The medical term is Myocardial Infarction (M.I.). Heart muscle dies if its circulation (the coronary arteries) is cut off for too long (“myocardium” = heart muscle; “infarction” = muscle death, in medical-speak). If a lot of muscle dies, so do you. Death can also occur in a small heart attack with electrical short circuit (“ventricular fibrillation”), which stops the heart from pumping (cardiac arrest); in this case, defibrillation (shocking) saves lives without a doubt.
We suspect a heart attack by a combination of symptoms and risks:
1. Symptoms of heart attack
- Heavy chest pain (or pressure, ache, discomfort, etc.), not “sharp,” and not one that gets worse with each breath. It’s felt in mid- or left-chest, rarely on the right, and sometimes in confusing places (see right below **)
- Pain gets worse with exertion, eases with rest.
- May be accompanied by shortness of breath, nausea or vomiting, cold sweats on the forehead, and/or lightheadedness
** If the pain from a heart attack is felt in the left shoulder or upper arm, patients may think they pulled a muscle. If felt in the left jaw, they may think it’s a toothache, & a dentist may make the diagnosis. In the early 1980s, when all we had for ulcers were liquid antacids, a brilliant young internist friend confided his greatest fear — a patient returns to the ER “DOA [‘dead on arrival’], with Maalox on his mouth.” He explained, “It happened to others in my class, but never to me.” So pain was felt in the stomach, doctors diagnosed “indigestion” & missed “heart attack.”
2. Risk Factors for Coronary Artery Disease (major ones)
- Age: Men >35-40; Women after menopause
- High Blood Pressure (Hypertension)
- Smoking (or less than 3 years since quitting)
- High Cholesterol (Hyperlipidemia)
- Family History of Heart Attack (at near the same age as patient)
- Same-day Stimulant Use (cocaine, meth, etc.)
Diagnosis — An electrocardiogram (EKG) can identify a heart attack. But sometimes the EKG is uncertain, and sometimes even normal! [The “K” in the abbreviation is from the German word; sometimes it’s called “ECG” in English, but not often]. The EKG can often identify an old M.I. Frequent EKGs during a heart attack can show typical changes and progression.

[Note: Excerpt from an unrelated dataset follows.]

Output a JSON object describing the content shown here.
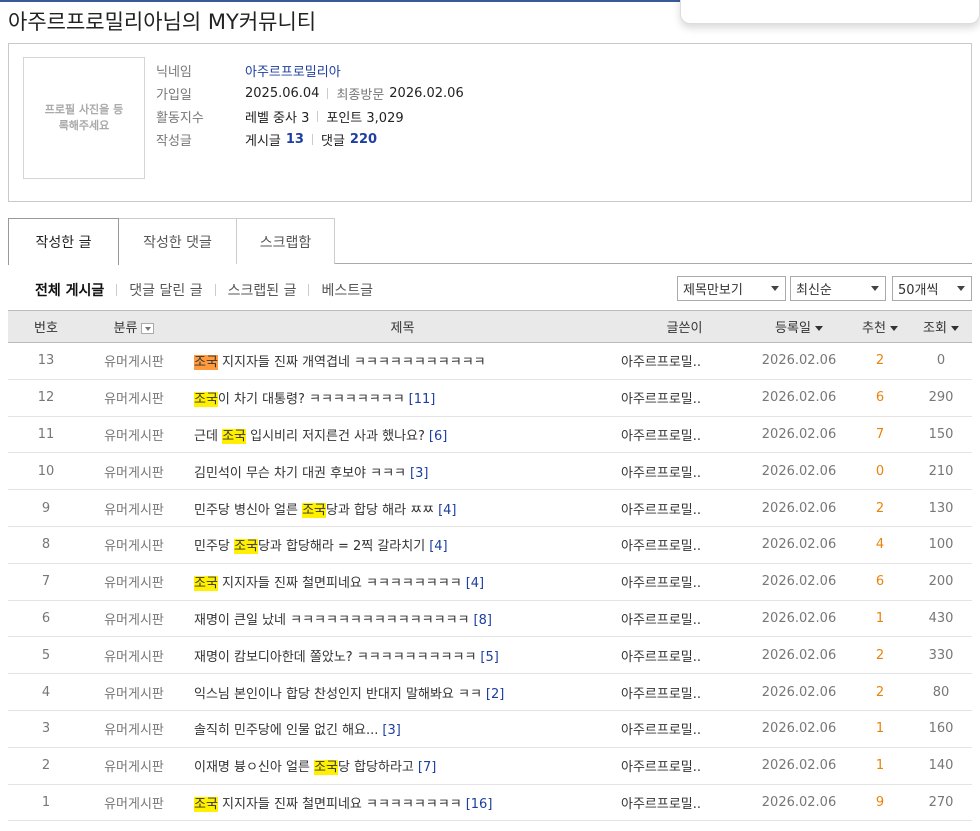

Definite diagnosis is made by blood tests. Troponin is an enzyme in cardiac muscle. If levels rise, it means heart muscle has been damaged (there are other cardiac enzymes also).
Treatment can restore circulation and save heart muscle, if performed with 2-3 hours. The best treatment is done at specialized hospitals, by cardiac catheterization (“Cath” for short), threading a tiny catheter (tube) into the coronary artery to relieve the obstruction (angioplasty, with stents). At regular ERs, they can inject I.V. medicine (“clot-busters”) to try to do the same thing.
Once it’s been too long to bring back circulation, treatment consists of preventing another heart attack. This means not smoking, and a combination of medicine, diet, and exercise to control blood pressure, cholesterol, and diabetes.